# EXERCISE DATA
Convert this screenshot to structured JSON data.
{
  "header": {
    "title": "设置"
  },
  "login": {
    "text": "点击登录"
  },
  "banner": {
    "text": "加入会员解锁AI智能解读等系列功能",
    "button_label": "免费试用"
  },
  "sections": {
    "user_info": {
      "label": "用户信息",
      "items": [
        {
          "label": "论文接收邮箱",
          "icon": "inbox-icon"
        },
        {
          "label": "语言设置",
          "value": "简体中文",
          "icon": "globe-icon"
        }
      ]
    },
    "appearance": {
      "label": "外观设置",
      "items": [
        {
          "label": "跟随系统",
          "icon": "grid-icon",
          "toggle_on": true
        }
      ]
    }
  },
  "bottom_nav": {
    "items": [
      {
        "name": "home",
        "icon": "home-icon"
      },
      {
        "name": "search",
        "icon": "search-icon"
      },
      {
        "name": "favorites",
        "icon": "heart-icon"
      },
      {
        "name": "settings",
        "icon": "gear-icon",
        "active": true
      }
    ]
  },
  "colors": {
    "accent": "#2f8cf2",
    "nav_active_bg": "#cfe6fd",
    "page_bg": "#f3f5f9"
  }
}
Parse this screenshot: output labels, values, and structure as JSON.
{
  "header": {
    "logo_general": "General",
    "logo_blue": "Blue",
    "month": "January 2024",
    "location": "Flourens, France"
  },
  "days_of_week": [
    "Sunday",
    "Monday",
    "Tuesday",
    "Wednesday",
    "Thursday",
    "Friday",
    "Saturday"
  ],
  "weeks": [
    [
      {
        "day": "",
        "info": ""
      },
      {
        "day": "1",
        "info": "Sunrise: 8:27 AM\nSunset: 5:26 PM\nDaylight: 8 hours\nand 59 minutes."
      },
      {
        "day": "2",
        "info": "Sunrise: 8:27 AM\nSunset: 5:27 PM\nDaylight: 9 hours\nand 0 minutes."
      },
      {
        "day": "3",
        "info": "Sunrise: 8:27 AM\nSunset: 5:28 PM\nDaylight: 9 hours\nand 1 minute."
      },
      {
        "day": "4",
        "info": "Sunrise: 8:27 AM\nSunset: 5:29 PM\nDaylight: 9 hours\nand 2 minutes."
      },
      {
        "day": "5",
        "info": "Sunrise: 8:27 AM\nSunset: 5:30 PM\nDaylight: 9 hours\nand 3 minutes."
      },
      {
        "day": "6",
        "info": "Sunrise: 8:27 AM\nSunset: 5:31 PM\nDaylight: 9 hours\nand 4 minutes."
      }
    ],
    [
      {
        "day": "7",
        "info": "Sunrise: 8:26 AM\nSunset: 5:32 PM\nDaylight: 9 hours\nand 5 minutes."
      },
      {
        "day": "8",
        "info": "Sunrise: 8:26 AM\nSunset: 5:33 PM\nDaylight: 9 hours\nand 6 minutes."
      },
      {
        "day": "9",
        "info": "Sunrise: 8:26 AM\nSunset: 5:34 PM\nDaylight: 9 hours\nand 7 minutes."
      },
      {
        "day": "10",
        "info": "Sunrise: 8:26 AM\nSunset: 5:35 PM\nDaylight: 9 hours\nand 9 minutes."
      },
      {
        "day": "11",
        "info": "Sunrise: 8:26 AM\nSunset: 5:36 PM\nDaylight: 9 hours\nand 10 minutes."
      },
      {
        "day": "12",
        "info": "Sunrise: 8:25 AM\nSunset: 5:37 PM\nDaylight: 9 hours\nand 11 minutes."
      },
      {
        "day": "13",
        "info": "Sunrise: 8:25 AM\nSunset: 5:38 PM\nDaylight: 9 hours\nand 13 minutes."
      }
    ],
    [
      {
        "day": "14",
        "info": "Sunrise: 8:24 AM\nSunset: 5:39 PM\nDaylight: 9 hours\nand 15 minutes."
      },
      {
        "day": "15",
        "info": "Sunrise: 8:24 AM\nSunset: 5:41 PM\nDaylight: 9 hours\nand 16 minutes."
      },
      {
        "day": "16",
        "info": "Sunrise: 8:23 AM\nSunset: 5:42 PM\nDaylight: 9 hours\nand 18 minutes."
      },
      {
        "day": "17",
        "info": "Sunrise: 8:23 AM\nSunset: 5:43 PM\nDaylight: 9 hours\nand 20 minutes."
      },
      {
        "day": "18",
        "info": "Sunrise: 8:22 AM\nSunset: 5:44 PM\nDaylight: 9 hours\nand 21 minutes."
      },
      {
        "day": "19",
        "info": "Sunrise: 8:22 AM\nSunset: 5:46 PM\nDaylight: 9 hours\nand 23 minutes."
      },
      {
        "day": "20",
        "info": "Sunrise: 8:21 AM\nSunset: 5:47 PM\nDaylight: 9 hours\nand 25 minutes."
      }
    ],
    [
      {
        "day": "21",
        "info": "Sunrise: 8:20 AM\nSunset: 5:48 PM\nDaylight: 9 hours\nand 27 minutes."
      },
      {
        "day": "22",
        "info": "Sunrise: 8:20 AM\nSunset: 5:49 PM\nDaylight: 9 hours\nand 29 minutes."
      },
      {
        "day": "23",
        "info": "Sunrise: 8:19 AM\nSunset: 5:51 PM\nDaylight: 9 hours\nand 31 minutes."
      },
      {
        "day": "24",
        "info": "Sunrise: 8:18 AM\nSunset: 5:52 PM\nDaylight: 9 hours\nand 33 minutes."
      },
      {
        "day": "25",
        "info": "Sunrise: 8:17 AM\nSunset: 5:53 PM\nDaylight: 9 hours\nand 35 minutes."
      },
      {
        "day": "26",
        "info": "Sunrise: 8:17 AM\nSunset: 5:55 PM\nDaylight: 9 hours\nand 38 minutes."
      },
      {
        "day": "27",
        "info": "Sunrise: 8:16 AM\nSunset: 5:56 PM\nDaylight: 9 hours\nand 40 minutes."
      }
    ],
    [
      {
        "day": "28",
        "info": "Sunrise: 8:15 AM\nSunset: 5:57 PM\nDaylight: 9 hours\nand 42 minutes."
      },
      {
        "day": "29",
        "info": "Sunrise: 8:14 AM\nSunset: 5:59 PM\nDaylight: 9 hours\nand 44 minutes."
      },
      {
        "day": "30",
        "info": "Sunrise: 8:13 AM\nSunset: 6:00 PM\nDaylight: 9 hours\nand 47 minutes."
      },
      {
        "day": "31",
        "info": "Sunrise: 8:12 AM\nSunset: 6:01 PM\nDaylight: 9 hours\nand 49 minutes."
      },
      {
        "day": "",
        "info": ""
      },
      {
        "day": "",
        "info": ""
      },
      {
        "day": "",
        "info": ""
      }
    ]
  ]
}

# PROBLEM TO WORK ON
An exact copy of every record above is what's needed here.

# COMPLETED EXERCISE
Convert this screenshot to structured JSON data.
{
  "header": {
    "title": "设置"
  },
  "login": {
    "text": "点击登录"
  },
  "banner": {
    "text": "加入会员解锁AI智能解读等系列功能",
    "button_label": "免费试用"
  },
  "sections": {
    "user_info": {
      "label": "用户信息",
      "items": [
        {
          "label": "论文接收邮箱",
          "icon": "inbox-icon"
        },
        {
          "label": "语言设置",
          "value": "简体中文",
          "icon": "globe-icon"
        }
      ]
    },
    "appearance": {
      "label": "外观设置",
      "items": [
        {
          "label": "跟随系统",
          "icon": "grid-icon",
          "toggle_on": true
        }
      ]
    }
  },
  "bottom_nav": {
    "items": [
      {
        "name": "home",
        "icon": "home-icon"
      },
      {
        "name": "search",
        "icon": "search-icon"
      },
      {
        "name": "favorites",
        "icon": "heart-icon"
      },
      {
        "name": "settings",
        "icon": "gear-icon",
        "active": true
      }
    ]
  },
  "colors": {
    "accent": "#2f8cf2",
    "nav_active_bg": "#cfe6fd",
    "page_bg": "#f3f5f9"
  }
}
Parse this screenshot: output labels, values, and structure as JSON.
{
  "header": {
    "logo_general": "General",
    "logo_blue": "Blue",
    "month": "January 2024",
    "location": "Flourens, France"
  },
  "days_of_week": [
    "Sunday",
    "Monday",
    "Tuesday",
    "Wednesday",
    "Thursday",
    "Friday",
    "Saturday"
  ],
  "weeks": [
    [
      {
        "day": "",
        "info": ""
      },
      {
        "day": "1",
        "info": "Sunrise: 8:27 AM\nSunset: 5:26 PM\nDaylight: 8 hours\nand 59 minutes."
      },
      {
        "day": "2",
        "info": "Sunrise: 8:27 AM\nSunset: 5:27 PM\nDaylight: 9 hours\nand 0 minutes."
      },
      {
        "day": "3",
        "info": "Sunrise: 8:27 AM\nSunset: 5:28 PM\nDaylight: 9 hours\nand 1 minute."
      },
      {
        "day": "4",
        "info": "Sunrise: 8:27 AM\nSunset: 5:29 PM\nDaylight: 9 hours\nand 2 minutes."
      },
      {
        "day": "5",
        "info": "Sunrise: 8:27 AM\nSunset: 5:30 PM\nDaylight: 9 hours\nand 3 minutes."
      },
      {
        "day": "6",
        "info": "Sunrise: 8:27 AM\nSunset: 5:31 PM\nDaylight: 9 hours\nand 4 minutes."
      }
    ],
    [
      {
        "day": "7",
        "info": "Sunrise: 8:26 AM\nSunset: 5:32 PM\nDaylight: 9 hours\nand 5 minutes."
      },
      {
        "day": "8",
        "info": "Sunrise: 8:26 AM\nSunset: 5:33 PM\nDaylight: 9 hours\nand 6 minutes."
      },
      {
        "day": "9",
        "info": "Sunrise: 8:26 AM\nSunset: 5:34 PM\nDaylight: 9 hours\nand 7 minutes."
      },
      {
        "day": "10",
        "info": "Sunrise: 8:26 AM\nSunset: 5:35 PM\nDaylight: 9 hours\nand 9 minutes."
      },
      {
        "day": "11",
        "info": "Sunrise: 8:26 AM\nSunset: 5:36 PM\nDaylight: 9 hours\nand 10 minutes."
      },
      {
        "day": "12",
        "info": "Sunrise: 8:25 AM\nSunset: 5:37 PM\nDaylight: 9 hours\nand 11 minutes."
      },
      {
        "day": "13",
        "info": "Sunrise: 8:25 AM\nSunset: 5:38 PM\nDaylight: 9 hours\nand 13 minutes."
      }
    ],
    [
      {
        "day": "14",
        "info": "Sunrise: 8:24 AM\nSunset: 5:39 PM\nDaylight: 9 hours\nand 15 minutes."
      },
      {
        "day": "15",
        "info": "Sunrise: 8:24 AM\nSunset: 5:41 PM\nDaylight: 9 hours\nand 16 minutes."
      },
      {
        "day": "16",
        "info": "Sunrise: 8:23 AM\nSunset: 5:42 PM\nDaylight: 9 hours\nand 18 minutes."
      },
      {
        "day": "17",
        "info": "Sunrise: 8:23 AM\nSunset: 5:43 PM\nDaylight: 9 hours\nand 20 minutes."
      },
      {
        "day": "18",
        "info": "Sunrise: 8:22 AM\nSunset: 5:44 PM\nDaylight: 9 hours\nand 21 minutes."
      },
      {
        "day": "19",
        "info": "Sunrise: 8:22 AM\nSunset: 5:46 PM\nDaylight: 9 hours\nand 23 minutes."
      },
      {
        "day": "20",
        "info": "Sunrise: 8:21 AM\nSunset: 5:47 PM\nDaylight: 9 hours\nand 25 minutes."
      }
    ],
    [
      {
        "day": "21",
        "info": "Sunrise: 8:20 AM\nSunset: 5:48 PM\nDaylight: 9 hours\nand 27 minutes."
      },
      {
        "day": "22",
        "info": "Sunrise: 8:20 AM\nSunset: 5:49 PM\nDaylight: 9 hours\nand 29 minutes."
      },
      {
        "day": "23",
        "info": "Sunrise: 8:19 AM\nSunset: 5:51 PM\nDaylight: 9 hours\nand 31 minutes."
      },
      {
        "day": "24",
        "info": "Sunrise: 8:18 AM\nSunset: 5:52 PM\nDaylight: 9 hours\nand 33 minutes."
      },
      {
        "day": "25",
        "info": "Sunrise: 8:17 AM\nSunset: 5:53 PM\nDaylight: 9 hours\nand 35 minutes."
      },
      {
        "day": "26",
        "info": "Sunrise: 8:17 AM\nSunset: 5:55 PM\nDaylight: 9 hours\nand 38 minutes."
      },
      {
        "day": "27",
        "info": "Sunrise: 8:16 AM\nSunset: 5:56 PM\nDaylight: 9 hours\nand 40 minutes."
      }
    ],
    [
      {
        "day": "28",
        "info": "Sunrise: 8:15 AM\nSunset: 5:57 PM\nDaylight: 9 hours\nand 42 minutes."
      },
      {
        "day": "29",
        "info": "Sunrise: 8:14 AM\nSunset: 5:59 PM\nDaylight: 9 hours\nand 44 minutes."
      },
      {
        "day": "30",
        "info": "Sunrise: 8:13 AM\nSunset: 6:00 PM\nDaylight: 9 hours\nand 47 minutes."
      },
      {
        "day": "31",
        "info": "Sunrise: 8:12 AM\nSunset: 6:01 PM\nDaylight: 9 hours\nand 49 minutes."
      },
      {
        "day": "",
        "info": ""
      },
      {
        "day": "",
        "info": ""
      },
      {
        "day": "",
        "info": ""
      }
    ]
  ]
}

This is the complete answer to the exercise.